Now all is complete for our Sacrifice, the ofiering of the Mystical Body of Christ to our Father in heaven. The priest recalls in the next prayer the fact that it is the same sacrifice as that of the Cross, though now the “Holy Victim” is risen and ascended into heaven. In the next prayer are recalled the sacrifices of the Old Testament and we can invite, as it were, the saints of the Old Dispensation to take their place near our altar, but it is not their sacrifice in the way it is ours, and so they could not enter until after the climax of the Consecration. In like manner the Holy Souls have no power to merit by actual participation in the Holy Eucharist but must depend on our intercession for them. So we recall them in the Memento of the dead and think of them as in the Apolcalypse, “under the altar” (6:9).

The Mass Is The Perfect Act Of Worship

Overwhelmed, as it were, by a sudden realization of his unworthiness to be in such company, the priest strikes his breast murmuring, “For ourselves too, sinners but Thy Servants”, and prays for a place among the saints. Then taking the Sacred Host and chalice, he lifts them a little above the altar and declares the first and most wonderful purpose of all our Sacred Action to render infinite glory to God with Christ: “Through Him, with Him and in Him, is to Thee, God the Father Almighty, in the unity of the Holy Ghost, all honour and worship.”
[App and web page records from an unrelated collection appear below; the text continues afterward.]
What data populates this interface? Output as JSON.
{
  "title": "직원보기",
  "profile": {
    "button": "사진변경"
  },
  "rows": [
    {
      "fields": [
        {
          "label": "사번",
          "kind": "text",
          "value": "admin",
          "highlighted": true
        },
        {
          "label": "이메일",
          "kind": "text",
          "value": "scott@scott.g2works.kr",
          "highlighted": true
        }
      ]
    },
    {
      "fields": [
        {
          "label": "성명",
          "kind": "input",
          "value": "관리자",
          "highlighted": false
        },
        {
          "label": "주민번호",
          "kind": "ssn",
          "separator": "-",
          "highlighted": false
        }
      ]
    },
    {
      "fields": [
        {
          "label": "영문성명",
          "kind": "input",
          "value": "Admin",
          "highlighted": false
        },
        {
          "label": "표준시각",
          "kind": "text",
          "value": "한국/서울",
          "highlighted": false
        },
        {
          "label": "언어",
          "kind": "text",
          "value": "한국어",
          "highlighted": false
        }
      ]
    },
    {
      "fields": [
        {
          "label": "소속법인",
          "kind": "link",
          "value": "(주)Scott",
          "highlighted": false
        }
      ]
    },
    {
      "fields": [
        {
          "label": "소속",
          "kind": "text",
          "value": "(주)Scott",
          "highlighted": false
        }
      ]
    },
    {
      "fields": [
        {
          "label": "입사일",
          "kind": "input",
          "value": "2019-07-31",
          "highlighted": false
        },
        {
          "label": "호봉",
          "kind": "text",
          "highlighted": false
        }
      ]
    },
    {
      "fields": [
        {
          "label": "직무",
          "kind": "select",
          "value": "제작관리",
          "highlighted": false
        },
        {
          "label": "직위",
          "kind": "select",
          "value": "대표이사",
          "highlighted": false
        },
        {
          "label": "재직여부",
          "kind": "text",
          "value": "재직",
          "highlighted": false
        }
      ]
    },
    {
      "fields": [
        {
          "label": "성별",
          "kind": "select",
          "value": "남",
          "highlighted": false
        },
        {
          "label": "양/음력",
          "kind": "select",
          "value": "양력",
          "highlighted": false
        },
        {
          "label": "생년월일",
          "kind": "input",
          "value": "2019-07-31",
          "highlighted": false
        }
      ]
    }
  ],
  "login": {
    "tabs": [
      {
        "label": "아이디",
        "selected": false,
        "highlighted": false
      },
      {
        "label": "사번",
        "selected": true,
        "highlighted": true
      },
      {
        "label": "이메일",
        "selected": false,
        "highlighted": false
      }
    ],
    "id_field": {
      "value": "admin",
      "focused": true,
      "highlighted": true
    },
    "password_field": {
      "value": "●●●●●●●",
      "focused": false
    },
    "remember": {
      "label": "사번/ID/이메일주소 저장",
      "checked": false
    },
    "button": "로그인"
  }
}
The Pater Noster And Communion

Then aloud follows the perfect prayer taught by Jesus Christ Himself: “Our Father, who art in heaven, hallowed be Thy Name…” While the priest breaks the Host at the Fraction, he silently enlarges on the last petition of the Our Father, “Deliver us from evil”, ending his prayer aloud with the supplication for peace. He then drops a small portion of the Sacred Host into the chalice and continues aloud, “Lamb of God, who takest away the sins of the world…” {three times). Bowing over the altar he makes his own preparation for Holy Communion in silence, again ending aloud with a declaration of his unworthiness, “Lord, I am not worthy…” repeated three times while the bell is rung. This bell warns all who wish to receive Holy Communion to go up to the altar rails. The priest reverently consumes the Body and Blood of Christ in Holy Communion.

The people wait until the priest comes down with the ciborium, containing the small Hosts, to give them Holy Communion. A gold plate is passed from one to another and must be held under the chin while the priest is giving Holy Communion, to catch any specks of Host that might fall. If others are waiting, do not remain too long at the altar rails but make way for them. Finally the priest returns to the altar, cleanses and dries the chalice and arranges it neatly in the middle. Then at the Epistle side he reads the Communion and Post-communion. These are variable parts. This is followed by the Dismissal, Blessing, Last Gospel (which is usually the first fourteen verses of Saint John but may be the Gospel of a commemorated Mass) and finally, as a rule, the English prayers.

MLA Citation

  • Father Herbert C Fincham. “How We Are Saved”. The Catholic Postal Course, 1951. CatholicSaints.Info. 12 April 2016. Web. 26 October 2016. <>